----- Records shown

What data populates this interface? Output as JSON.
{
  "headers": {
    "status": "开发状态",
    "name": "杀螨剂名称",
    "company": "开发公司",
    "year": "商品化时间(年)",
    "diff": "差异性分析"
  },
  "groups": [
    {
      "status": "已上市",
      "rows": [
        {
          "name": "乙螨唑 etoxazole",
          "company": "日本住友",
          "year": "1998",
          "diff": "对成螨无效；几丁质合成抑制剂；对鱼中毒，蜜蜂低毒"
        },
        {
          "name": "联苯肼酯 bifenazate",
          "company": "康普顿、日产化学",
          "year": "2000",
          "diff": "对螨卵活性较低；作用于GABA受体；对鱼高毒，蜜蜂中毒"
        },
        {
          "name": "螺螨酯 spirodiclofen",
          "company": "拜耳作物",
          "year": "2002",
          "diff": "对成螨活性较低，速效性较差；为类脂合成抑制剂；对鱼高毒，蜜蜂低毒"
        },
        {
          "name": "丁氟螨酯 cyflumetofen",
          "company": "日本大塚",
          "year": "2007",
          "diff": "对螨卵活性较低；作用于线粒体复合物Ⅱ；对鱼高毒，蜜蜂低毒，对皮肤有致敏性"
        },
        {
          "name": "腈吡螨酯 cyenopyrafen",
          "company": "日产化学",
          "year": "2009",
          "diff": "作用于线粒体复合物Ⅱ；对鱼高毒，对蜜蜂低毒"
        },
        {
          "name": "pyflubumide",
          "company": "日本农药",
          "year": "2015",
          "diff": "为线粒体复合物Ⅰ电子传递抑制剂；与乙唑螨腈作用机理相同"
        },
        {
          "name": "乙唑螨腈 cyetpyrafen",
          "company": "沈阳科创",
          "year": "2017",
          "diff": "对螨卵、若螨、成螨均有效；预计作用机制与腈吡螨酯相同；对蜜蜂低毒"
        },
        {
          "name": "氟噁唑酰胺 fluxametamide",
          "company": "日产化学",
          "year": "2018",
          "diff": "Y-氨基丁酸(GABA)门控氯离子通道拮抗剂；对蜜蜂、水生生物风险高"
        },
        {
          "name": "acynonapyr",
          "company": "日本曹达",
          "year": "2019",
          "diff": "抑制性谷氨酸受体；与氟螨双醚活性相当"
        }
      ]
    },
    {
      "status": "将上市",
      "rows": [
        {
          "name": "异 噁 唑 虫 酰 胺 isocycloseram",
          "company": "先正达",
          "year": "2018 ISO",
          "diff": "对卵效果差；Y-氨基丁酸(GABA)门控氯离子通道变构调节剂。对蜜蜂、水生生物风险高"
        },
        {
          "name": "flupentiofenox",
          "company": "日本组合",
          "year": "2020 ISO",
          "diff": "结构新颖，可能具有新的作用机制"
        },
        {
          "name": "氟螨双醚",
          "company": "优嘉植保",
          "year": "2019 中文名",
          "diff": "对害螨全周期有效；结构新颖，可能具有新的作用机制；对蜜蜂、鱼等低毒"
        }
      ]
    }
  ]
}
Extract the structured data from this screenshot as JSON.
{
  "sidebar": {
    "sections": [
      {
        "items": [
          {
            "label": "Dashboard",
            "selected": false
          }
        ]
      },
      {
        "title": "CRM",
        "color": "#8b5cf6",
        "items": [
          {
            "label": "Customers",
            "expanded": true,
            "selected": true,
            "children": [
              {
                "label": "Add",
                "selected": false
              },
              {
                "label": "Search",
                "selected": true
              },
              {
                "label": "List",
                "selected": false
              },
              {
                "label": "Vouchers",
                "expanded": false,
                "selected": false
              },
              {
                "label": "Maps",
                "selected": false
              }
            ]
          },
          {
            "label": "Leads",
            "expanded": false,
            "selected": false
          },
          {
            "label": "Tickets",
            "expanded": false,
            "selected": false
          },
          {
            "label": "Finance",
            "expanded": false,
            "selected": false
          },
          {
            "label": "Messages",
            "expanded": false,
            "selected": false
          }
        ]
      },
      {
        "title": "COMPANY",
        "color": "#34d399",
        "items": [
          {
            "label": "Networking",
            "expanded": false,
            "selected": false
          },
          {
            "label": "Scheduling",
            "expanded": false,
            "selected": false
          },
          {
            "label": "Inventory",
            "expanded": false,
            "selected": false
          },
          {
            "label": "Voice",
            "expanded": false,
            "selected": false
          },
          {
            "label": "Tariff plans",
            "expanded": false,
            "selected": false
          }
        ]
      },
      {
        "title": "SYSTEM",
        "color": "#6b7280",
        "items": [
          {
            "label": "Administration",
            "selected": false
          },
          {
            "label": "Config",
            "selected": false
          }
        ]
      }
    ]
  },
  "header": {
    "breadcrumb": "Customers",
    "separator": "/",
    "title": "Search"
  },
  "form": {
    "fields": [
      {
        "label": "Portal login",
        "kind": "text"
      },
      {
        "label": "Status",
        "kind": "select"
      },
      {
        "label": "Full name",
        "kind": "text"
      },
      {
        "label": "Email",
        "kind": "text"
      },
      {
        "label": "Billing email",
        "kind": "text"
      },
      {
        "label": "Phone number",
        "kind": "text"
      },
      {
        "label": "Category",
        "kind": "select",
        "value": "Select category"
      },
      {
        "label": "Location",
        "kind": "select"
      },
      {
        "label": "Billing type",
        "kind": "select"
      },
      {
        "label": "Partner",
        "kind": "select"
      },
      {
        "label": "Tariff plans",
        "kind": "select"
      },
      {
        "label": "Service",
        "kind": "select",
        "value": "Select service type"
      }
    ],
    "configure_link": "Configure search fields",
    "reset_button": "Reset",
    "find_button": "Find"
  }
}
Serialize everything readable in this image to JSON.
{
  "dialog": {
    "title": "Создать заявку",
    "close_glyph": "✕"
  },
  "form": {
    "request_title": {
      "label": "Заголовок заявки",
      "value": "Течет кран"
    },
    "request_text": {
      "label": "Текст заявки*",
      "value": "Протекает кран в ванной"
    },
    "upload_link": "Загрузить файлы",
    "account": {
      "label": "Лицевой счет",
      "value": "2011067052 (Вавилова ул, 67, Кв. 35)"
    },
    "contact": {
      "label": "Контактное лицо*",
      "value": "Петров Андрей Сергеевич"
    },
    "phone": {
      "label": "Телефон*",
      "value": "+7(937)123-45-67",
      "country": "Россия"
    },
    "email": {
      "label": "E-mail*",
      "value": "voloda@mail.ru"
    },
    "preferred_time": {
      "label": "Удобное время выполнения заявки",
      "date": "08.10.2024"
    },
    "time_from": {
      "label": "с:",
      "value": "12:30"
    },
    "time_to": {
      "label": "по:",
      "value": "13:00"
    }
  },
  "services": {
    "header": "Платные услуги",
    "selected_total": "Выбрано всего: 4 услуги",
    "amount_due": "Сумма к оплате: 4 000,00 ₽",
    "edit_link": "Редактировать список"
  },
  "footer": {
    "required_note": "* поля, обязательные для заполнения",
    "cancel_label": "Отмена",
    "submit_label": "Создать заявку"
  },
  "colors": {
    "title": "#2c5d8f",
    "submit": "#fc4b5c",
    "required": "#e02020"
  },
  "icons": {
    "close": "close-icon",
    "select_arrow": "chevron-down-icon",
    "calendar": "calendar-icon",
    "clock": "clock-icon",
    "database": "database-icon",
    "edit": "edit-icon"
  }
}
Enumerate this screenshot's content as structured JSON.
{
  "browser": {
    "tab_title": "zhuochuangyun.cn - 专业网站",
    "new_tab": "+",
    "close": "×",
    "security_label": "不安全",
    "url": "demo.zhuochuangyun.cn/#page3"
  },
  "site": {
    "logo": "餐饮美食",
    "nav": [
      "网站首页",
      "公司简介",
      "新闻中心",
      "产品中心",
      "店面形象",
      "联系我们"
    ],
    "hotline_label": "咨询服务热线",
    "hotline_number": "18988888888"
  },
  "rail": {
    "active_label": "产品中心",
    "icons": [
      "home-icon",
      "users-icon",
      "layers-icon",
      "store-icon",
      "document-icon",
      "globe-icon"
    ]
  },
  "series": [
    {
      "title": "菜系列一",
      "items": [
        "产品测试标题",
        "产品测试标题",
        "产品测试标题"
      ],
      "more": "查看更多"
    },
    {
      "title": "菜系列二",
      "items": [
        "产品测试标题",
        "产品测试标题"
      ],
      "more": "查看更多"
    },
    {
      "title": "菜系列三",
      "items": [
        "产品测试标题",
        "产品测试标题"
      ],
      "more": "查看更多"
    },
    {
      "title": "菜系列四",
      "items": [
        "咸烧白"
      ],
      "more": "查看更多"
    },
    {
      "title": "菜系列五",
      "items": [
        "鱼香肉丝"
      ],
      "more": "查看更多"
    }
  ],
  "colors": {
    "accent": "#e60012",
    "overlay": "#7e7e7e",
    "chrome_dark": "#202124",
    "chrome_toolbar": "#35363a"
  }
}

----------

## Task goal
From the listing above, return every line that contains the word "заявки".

## Solved problem
      "label": "Заголовок заявки",
      "label": "Текст заявки*",
      "label": "Удобное время выполнения заявки",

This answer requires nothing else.